Here are some choice quotes from that webpage as of 2016-08-03:
By default, you can only install Universal Windows Platform (UWP) apps from the Windows Store. Changing these settings to use developer features can change the level of security of your device.
When you enable Developer Mode, you can enable a device for development, or just for sideloading.
Sideloading is installing and then running or testing an app that has not been certified by the Windows Store. For example, an app that is internal to your company only.
Developer mode lets you sideload apps, and also run apps from Visual Studio in debug mode.
If you intend on writing and testing app on the same PC (the most common scenario) you'll need to select Developer Mode.
Note If you sideload apps, you should still only install apps from trusted sources.
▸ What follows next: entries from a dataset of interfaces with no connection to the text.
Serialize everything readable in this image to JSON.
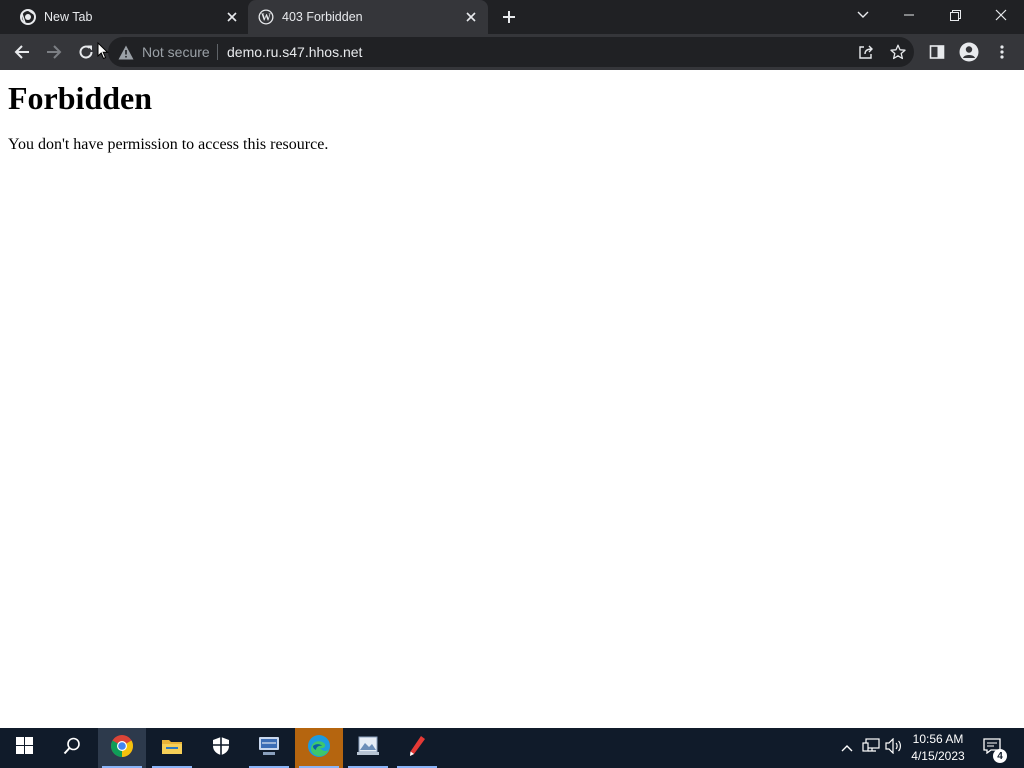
{
  "browser": {
    "tabs": [
      {
        "title": "New Tab",
        "favicon": "chrome-icon",
        "active": false
      },
      {
        "title": "403 Forbidden",
        "favicon": "wordpress-icon",
        "active": true
      }
    ],
    "omnibox": {
      "security_icon": "warning-icon",
      "security_label": "Not secure",
      "url": "demo.ru.s47.hhos.net"
    },
    "colors": {
      "frame": "#202124",
      "toolbar": "#35363a",
      "text": "#e8eaed"
    }
  },
  "page": {
    "heading": "Forbidden",
    "message": "You don't have permission to access this resource."
  },
  "taskbar": {
    "pinned": [
      "windows-start-icon",
      "search-icon",
      "chrome-icon",
      "file-explorer-icon",
      "security-shield-icon",
      "network-manager-icon",
      "edge-icon",
      "image-viewer-icon",
      "pen-tool-icon"
    ],
    "clock": {
      "time": "10:56 AM",
      "date": "4/15/2023"
    },
    "notification_count": "4",
    "colors": {
      "background": "#101b2a",
      "active_app": "#b5650f"
    }
  }
}
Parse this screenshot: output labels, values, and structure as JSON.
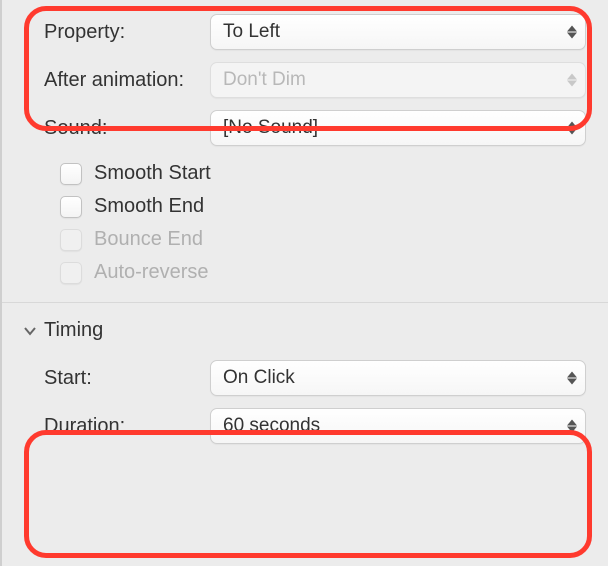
{
  "effectOptions": {
    "property": {
      "label": "Property:",
      "value": "To Left"
    },
    "afterAnimation": {
      "label": "After animation:",
      "value": "Don't Dim"
    },
    "sound": {
      "label": "Sound:",
      "value": "[No Sound]"
    },
    "checkboxes": {
      "smoothStart": "Smooth Start",
      "smoothEnd": "Smooth End",
      "bounceEnd": "Bounce End",
      "autoReverse": "Auto-reverse"
    }
  },
  "timing": {
    "sectionTitle": "Timing",
    "start": {
      "label": "Start:",
      "value": "On Click"
    },
    "duration": {
      "label": "Duration:",
      "value": "60 seconds"
    }
  }
}
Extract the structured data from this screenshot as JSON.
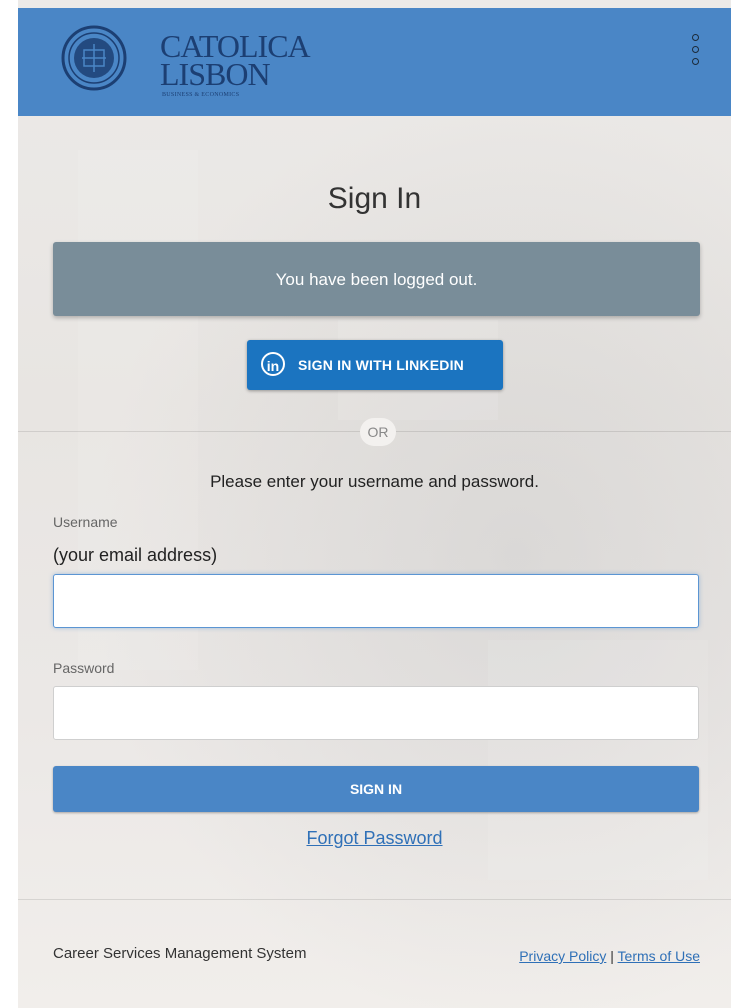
{
  "header": {
    "logo": {
      "line1": "CATOLICA",
      "line2": "LISBON",
      "line3": "BUSINESS & ECONOMICS",
      "emblem_icon": "university-seal-icon"
    },
    "menu_icon": "vertical-dots-icon",
    "bg_color": "#4a86c6"
  },
  "main": {
    "title": "Sign In",
    "alert_message": "You have been logged out.",
    "linkedin_button": {
      "label": "SIGN IN WITH LINKEDIN",
      "icon": "linkedin-icon",
      "icon_text": "in",
      "color": "#1b74c0"
    },
    "or_label": "OR",
    "instructions": "Please enter your username and password.",
    "username": {
      "label": "Username",
      "sublabel": "(your email address)",
      "value": "",
      "placeholder": ""
    },
    "password": {
      "label": "Password",
      "value": "",
      "placeholder": ""
    },
    "signin_button": "SIGN IN",
    "forgot_link": "Forgot Password"
  },
  "footer": {
    "system_name": "Career Services Management System",
    "privacy_link": "Privacy Policy",
    "separator": "|",
    "terms_link": "Terms of Use"
  }
}
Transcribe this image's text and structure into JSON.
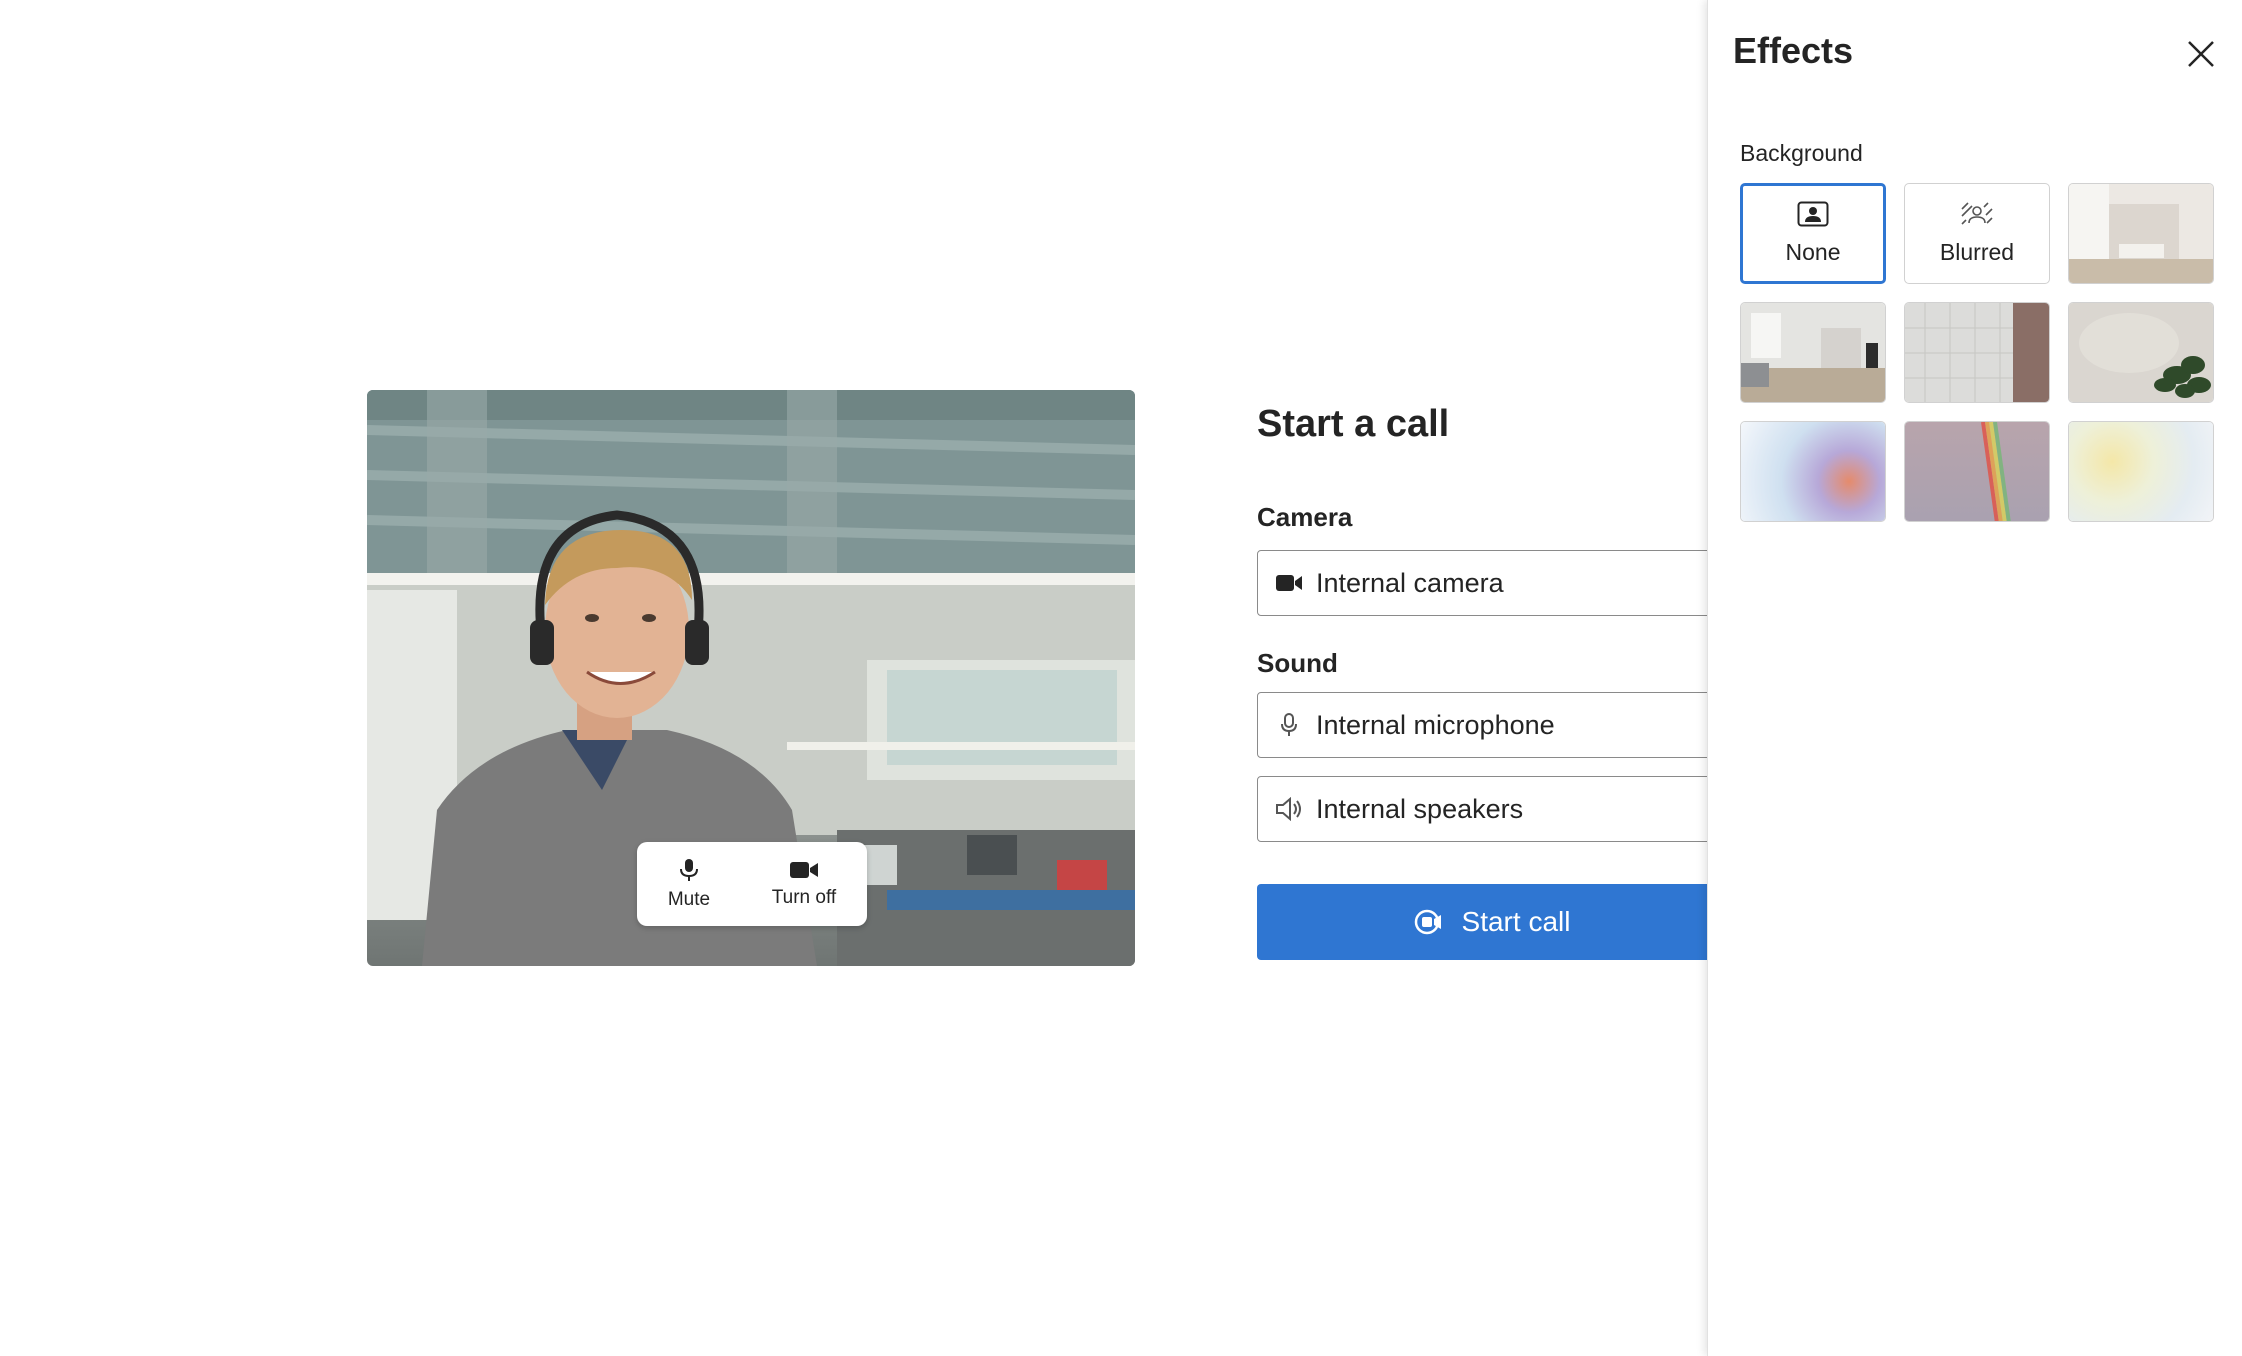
{
  "call": {
    "title": "Start a call",
    "camera_label": "Camera",
    "camera_device": "Internal camera",
    "sound_label": "Sound",
    "microphone_device": "Internal microphone",
    "speaker_device": "Internal speakers",
    "start_button": "Start call"
  },
  "preview": {
    "mute_label": "Mute",
    "camera_off_label": "Turn off"
  },
  "effects": {
    "title": "Effects",
    "background_label": "Background",
    "tiles": [
      {
        "label": "None",
        "icon": "person-frame-icon",
        "selected": true
      },
      {
        "label": "Blurred",
        "icon": "blur-icon",
        "selected": false
      },
      {
        "label": "",
        "image": "bright-bedroom",
        "selected": false
      },
      {
        "label": "",
        "image": "modern-living-room",
        "selected": false
      },
      {
        "label": "",
        "image": "tiled-wall",
        "selected": false
      },
      {
        "label": "",
        "image": "plant-wall",
        "selected": false
      },
      {
        "label": "",
        "image": "blue-orange-gradient",
        "selected": false
      },
      {
        "label": "",
        "image": "rainbow-sky",
        "selected": false
      },
      {
        "label": "",
        "image": "pastel-gradient",
        "selected": false
      }
    ]
  },
  "colors": {
    "accent": "#2f76d2",
    "text": "#242424",
    "border": "#8a8a8a"
  }
}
When you install a sideloaded app that has not been certified by the Windows Store, you are agreeing that you have obtained all rights necessary to sideload the app and that you are solely responsible for any harm that results from installing and running the app.
In addition to sideloading, the Developer mode setting enables debugging and additional deployment options. It replaces the Windows 8.1 requirement for a developer license.
On the desktop device family:
Enable Developer mode to develop and debug apps in Visual Studio. As stated previously, you will be prompted in Visual Studio if Developer mode is not enabled.
On the mobile device family:
Enable developer mode to deploy apps from Visual Studio and debug them on the device.
So, depending on how you look at it, it isn't any more dangerous than the software you install and execute.